Updated 14 May 2024

Project Agorá, launched by the Bank for International Settlements (BIS), a group of leading central banks and the Institute of International Finance (IIF), is inviting the private sector to join its exploration of how tokenisation can enhance the functioning of the wholesale cross-border payments. 

The call for private sector participation in Project Agorá has begun today and will be open until 31 May 2024. Interested private sector financial institutions should submit their application. The complete list of eligibility requirements for different kinds of financial institutions and jurisdiction-specific requirements, the terms and conditions and the selection criteria can be found in the application package.  

Global marketplace

Project Agorá (Greek for "marketplace") brings together seven central banks: Bank of France (representing the Eurosystem), Bank of Japan, Bank of Korea, Bank of Mexico, Swiss National Bank, Bank of England and the Federal Reserve Bank of New York. They will seek to work in partnership with a large group of private financial firms convened by the Institute of International Finance (IIF). 

The project builds on the unified ledger concept proposed by the BIS and will investigate how tokenised commercial bank deposits can be seamlessly integrated with tokenised wholesale central bank money in a public-private programmable core financial platform. This could enhance the functioning of the monetary system and provide new solutions using smart contracts and programmability, while maintaining its two-tier structure. 

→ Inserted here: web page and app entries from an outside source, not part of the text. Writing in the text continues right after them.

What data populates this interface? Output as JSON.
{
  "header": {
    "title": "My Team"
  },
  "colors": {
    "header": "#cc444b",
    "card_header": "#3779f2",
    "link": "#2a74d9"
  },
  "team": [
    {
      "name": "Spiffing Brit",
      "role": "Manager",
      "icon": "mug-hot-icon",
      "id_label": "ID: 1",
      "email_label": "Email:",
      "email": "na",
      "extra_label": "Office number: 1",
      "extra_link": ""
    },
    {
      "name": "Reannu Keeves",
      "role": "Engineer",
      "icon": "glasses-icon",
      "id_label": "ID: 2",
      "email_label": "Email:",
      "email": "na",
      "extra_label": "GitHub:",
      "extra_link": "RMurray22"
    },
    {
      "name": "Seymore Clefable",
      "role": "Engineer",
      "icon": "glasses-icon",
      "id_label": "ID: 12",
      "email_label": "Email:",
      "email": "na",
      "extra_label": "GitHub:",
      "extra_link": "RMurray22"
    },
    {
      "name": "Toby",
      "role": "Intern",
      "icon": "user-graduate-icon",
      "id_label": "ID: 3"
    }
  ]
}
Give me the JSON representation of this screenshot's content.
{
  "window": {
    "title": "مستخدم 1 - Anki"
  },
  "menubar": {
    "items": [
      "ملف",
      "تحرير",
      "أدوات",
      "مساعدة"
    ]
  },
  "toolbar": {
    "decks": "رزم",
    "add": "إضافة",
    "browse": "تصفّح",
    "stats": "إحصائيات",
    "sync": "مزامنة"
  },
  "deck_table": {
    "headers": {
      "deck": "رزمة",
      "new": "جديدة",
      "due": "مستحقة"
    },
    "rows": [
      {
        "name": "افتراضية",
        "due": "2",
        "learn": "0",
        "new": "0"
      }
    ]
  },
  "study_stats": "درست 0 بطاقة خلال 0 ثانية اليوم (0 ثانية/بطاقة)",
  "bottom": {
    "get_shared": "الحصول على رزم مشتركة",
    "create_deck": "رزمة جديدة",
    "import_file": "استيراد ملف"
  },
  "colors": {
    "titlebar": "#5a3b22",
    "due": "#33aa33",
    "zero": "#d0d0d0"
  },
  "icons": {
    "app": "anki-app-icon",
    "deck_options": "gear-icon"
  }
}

Smart contracts can enable new ways of settlement and unlock types of transactions that are not viable or practical today, in turn offering new opportunities to benefit businesses and people. 

This major public-private partnership will seek to overcome several structural inefficiencies in how payments happen today, especially across borders, which add a layer of challenges: different legal, regulatory and technical requirements, operating hours and time zones. Plus the increased complexity of carrying out financial integrity controls (eg against money laundering and customer verification), which today are often repeated several times for the same transaction, depending on the number of intermediaries involved. 

BIS Innovation Hub projects are generally experimental in nature and aim to explore and deliver public goods to the global central banking community.